To buy the M3 Competition will set you back £74,815, which is an increase from the previous version, although that’s to be expected with more technology and equipment as standard. The excellent six-cylinder 3.0-litre engine delivers 520bhp and 650Nm of torque, which means the M3 Competition can reach 0-62mph in just 3.9 seconds, which is identical to the Giulia Quadrifoglio, but 0.2 seconds slower than the Porsche Carrera S.
Despite being 150kg heavier than its F80 predecessor, the car doesn’t feel any heavier and the engineers at BMW have done an excellent job creating what they describe as the ‘ultimate driving machine’. The interior is also much improved over the previous version, with a 12.3-inch dash display, 10.25-inch centre screen, three zone climate and a 16 speaker Harman Kardon HiFi system. If you want to improve performance further you could choose to add the M Pro pack, which gives you carbon ceramic brakes and raises the speed limiter from 155 to 180mph.
BMW have announced they’ll also be releasing the the M3 M trim which is only available with xDrive, where we can expect a faster 0-62mph, but a less engaging drive than what’s available with the rear-wheel drive option.
You can find the M3 full specification and pricing here.
In a rear-wheel drive car, the engine sends all power to the rear wheels and the front wheels only have to steer, which can create a more engaging driving experience as it is pushed from behind rather than a drag effect from the front. In a four-wheel drive vehicle, the engine powers all of the wheels at once. This increases the amount of grip the car has on the road and 4WD will be better for rough terrain and adverse weather conditions, such as snow.

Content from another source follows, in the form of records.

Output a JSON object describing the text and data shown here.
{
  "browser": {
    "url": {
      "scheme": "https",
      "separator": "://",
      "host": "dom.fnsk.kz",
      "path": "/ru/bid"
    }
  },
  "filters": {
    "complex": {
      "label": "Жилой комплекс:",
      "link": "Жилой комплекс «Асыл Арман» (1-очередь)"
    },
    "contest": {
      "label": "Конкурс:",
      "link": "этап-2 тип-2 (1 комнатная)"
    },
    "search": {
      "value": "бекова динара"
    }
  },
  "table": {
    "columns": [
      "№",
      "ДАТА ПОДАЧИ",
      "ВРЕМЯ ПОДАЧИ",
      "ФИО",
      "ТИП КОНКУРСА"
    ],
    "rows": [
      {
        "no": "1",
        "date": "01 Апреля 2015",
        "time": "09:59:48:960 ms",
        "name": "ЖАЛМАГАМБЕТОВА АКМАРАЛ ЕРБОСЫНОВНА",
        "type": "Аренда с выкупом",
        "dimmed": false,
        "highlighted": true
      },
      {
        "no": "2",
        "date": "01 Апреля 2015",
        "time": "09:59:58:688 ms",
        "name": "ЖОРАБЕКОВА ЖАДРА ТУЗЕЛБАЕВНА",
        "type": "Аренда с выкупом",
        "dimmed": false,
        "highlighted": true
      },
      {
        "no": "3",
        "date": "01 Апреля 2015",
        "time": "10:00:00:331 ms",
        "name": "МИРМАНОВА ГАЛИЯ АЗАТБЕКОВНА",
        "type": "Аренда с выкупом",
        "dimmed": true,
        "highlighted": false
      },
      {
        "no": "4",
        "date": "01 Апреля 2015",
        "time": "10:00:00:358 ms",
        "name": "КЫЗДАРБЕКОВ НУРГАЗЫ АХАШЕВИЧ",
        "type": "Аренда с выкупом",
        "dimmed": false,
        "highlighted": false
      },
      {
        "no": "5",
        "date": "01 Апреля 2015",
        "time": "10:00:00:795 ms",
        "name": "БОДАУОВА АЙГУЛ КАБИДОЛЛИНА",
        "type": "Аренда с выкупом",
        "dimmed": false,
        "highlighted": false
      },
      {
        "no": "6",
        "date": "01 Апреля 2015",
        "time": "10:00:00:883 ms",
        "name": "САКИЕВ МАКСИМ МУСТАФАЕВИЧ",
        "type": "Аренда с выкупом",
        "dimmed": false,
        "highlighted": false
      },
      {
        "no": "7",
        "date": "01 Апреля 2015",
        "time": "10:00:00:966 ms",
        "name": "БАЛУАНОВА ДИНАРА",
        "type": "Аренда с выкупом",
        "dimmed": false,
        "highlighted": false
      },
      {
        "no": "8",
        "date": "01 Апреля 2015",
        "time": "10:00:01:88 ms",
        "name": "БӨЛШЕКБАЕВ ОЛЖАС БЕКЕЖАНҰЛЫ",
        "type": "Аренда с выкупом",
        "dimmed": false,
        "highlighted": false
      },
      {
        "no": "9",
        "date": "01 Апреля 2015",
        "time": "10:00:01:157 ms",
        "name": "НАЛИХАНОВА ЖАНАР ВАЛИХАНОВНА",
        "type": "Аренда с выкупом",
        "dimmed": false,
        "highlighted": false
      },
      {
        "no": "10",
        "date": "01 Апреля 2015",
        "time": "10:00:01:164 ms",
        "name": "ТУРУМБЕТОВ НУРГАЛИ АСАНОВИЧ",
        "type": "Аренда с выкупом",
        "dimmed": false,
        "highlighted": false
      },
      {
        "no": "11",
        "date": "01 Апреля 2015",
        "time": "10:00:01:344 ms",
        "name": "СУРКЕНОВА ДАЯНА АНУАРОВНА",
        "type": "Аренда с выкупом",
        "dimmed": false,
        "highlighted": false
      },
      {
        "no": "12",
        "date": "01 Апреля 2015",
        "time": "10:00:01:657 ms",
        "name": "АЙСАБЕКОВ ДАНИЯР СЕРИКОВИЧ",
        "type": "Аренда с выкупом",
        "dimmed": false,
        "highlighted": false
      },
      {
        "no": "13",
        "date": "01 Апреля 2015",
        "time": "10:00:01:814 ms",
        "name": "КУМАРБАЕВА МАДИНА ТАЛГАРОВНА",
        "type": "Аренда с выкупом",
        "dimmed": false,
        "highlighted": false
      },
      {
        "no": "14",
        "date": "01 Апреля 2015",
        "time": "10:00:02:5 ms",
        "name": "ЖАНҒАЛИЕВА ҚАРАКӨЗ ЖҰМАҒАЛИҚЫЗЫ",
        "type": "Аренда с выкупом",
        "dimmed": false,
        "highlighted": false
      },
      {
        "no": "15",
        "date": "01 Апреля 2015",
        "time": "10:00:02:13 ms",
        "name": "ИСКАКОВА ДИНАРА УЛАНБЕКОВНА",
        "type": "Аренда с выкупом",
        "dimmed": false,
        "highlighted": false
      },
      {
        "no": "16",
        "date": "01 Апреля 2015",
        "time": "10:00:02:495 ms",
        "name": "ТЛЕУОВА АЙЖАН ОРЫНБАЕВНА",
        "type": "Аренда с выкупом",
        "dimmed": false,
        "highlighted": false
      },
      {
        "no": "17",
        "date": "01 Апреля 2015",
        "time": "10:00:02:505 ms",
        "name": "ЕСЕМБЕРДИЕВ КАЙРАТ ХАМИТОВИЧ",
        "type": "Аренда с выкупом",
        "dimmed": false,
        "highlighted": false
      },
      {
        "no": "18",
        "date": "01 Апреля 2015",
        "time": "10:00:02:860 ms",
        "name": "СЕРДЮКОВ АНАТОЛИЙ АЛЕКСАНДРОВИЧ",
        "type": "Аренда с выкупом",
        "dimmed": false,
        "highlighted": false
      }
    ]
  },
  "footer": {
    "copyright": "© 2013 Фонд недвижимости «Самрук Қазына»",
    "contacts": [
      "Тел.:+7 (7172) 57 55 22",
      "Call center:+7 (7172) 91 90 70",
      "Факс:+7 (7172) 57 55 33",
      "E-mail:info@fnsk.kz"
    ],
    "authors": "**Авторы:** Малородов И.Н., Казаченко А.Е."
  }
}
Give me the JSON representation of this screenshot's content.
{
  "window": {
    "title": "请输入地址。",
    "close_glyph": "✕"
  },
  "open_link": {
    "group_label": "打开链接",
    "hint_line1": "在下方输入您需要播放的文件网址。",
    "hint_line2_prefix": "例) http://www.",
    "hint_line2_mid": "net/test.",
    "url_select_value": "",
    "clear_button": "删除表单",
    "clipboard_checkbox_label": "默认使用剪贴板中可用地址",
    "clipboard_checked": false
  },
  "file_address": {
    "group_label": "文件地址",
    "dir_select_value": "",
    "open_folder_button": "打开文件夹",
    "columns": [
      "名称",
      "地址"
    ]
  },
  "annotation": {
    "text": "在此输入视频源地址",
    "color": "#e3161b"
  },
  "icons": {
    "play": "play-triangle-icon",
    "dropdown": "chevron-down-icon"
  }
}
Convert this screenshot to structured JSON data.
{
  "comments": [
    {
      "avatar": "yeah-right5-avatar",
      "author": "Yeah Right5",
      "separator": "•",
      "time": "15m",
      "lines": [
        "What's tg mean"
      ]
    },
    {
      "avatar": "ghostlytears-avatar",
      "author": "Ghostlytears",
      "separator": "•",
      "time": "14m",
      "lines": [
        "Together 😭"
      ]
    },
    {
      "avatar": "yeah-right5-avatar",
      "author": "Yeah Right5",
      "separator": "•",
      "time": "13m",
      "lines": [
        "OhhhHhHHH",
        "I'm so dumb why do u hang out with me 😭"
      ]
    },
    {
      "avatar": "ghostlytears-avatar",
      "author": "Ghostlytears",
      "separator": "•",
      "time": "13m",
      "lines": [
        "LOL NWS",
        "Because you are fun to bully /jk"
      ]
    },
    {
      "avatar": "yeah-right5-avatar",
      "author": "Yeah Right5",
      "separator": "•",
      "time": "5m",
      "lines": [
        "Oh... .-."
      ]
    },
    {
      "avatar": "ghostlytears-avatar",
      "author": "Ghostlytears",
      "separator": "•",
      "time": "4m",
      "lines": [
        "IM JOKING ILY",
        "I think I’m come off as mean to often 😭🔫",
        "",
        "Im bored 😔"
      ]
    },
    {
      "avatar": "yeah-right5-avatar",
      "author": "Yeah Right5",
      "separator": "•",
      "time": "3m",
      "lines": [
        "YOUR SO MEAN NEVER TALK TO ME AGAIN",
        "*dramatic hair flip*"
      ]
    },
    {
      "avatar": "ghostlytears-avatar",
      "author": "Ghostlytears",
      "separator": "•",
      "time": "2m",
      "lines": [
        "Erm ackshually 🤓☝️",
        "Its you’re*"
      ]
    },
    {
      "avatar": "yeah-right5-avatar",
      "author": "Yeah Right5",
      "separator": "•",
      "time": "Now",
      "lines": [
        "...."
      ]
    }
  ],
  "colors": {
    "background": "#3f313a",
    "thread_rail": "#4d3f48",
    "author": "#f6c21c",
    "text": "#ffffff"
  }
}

BMW xDrive is powered by an electronic multi disc clutch that will detect a loss of grip and divert the power to the wheels with the best traction. This is a technically advanced version of the 4-wheel drive vehicle system.
There is very little difference between all-wheel drive and four-wheel drive, but all wheel drive will have a high and low range to maintain traction when off-roading. However, four-wheel drives will still have better capabilities off-road compared to a front-wheel drive or rear-wheel drive car.